In operation carbonated refreshener is placed into bottle 1003 and the dispenser 1001 is engaged on the bottle, sealing the bottle and its contents. Pressure will build in the bottle by the natural escape of gas from the refreshener fluid, and the pressurizing can be accelerated by shaking the bottle. A dispenser tube extends to near the bottom of the bottle, so pressure above the fluid in the bottle will tend to urge liquid up the tube, past flow cone 1012 (assuming adjusted open to some degree), and into volume 1018. When a user depresses handle 1008, valve 1005 opens, and fluid will flow from volume 1018 into space 1019 around the valve and out a side opening 1020. Each time the system is used, the pressure will drop, but escape of gas from the fluid over a short time period will increase the gas pressure for the next use.

There are a number of uses for the bottle and dispenser, among them dispensing carbonated refreshener for washing or rinsing the face and hands, and also for irrigating other body areas, such as a vagina rinse. For dispensing refreshener for the face and hands a simple tube will do. For irrigating the vagina with carbonated refreshener a tube with an overflow trough is provided. FIG. 11a illustrates a tube to connect at opening 1020 (FIG. 10) for use to dispense refreshener for the face and hands. An engagement interface 1102 is provided to fit snugly into opening 1020 (FIG. 10). The tube may be curved as shown for dispensing fluid. FIG. 11b illustrates a tube for vagina wash, having the same interface 1102 as tube 1101, and also having two reflow troughs 1104, amounting to grooves in the outside surface of the tube as well as a central passage, the reflow troughs allowing fluid to escape from the vagina with the tube inserted, to avoid pressurizing the space inside the vagina, which might injure internal organs.

It will be apparent to the skilled artisan that there are numerous changes that may be made in embodiments described herein without departing from the spirit and scope of the present invention.
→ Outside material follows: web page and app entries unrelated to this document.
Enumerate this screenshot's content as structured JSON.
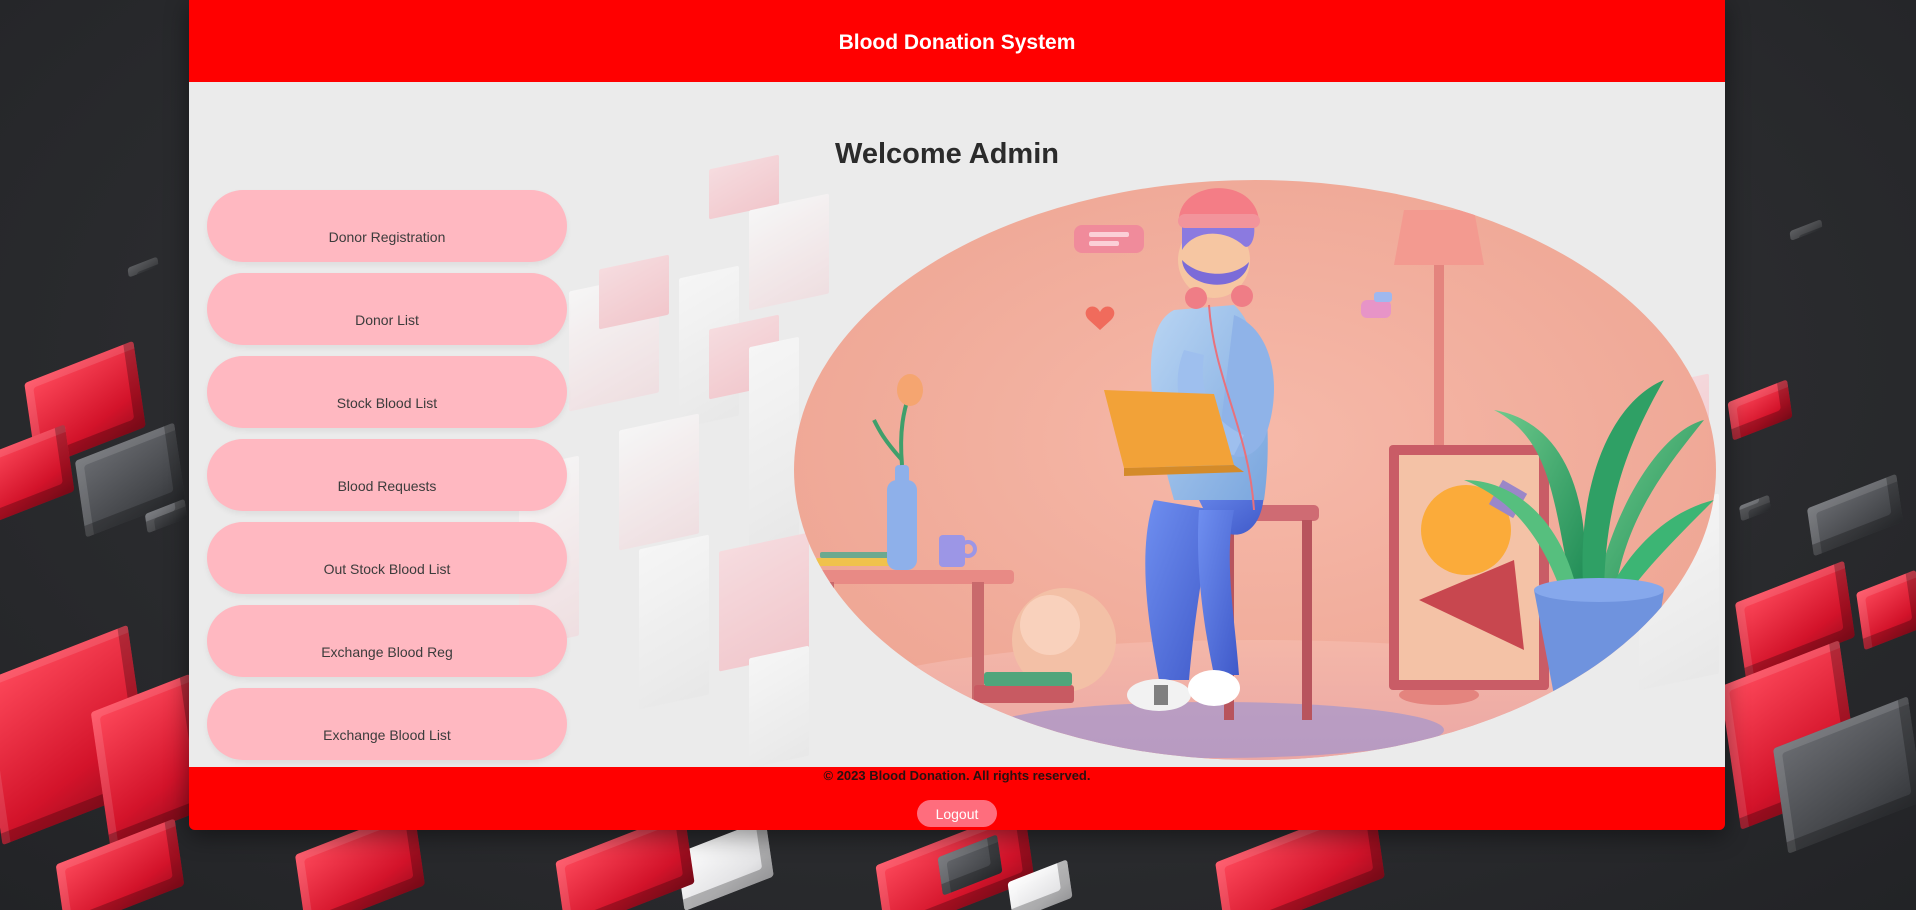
{
  "header": {
    "title": "Blood Donation System"
  },
  "main": {
    "welcome": "Welcome Admin",
    "menu": [
      {
        "label": "Donor Registration"
      },
      {
        "label": "Donor List"
      },
      {
        "label": "Stock Blood List"
      },
      {
        "label": "Blood Requests"
      },
      {
        "label": "Out Stock Blood List"
      },
      {
        "label": "Exchange Blood Reg"
      },
      {
        "label": "Exchange Blood List"
      }
    ]
  },
  "footer": {
    "copyright": "© 2023 Blood Donation. All rights reserved.",
    "logout_label": "Logout"
  },
  "colors": {
    "header_bg": "#ff0000",
    "menu_button_bg": "#ffb8c1",
    "logout_bg": "#ff6d7d",
    "content_bg": "#ebebeb"
  }
}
Many of these changes have already been detailed. Other features not described in this specification, but known to one skilled in the art may also be integrated as well, without departing from the spirit and scope of the present invention. The methods and accompanying solutions of the present invention should therefore be afforded the broadest possible scope under examination. As such, the invention taught herein by specific examples is limited only by the claims that follow.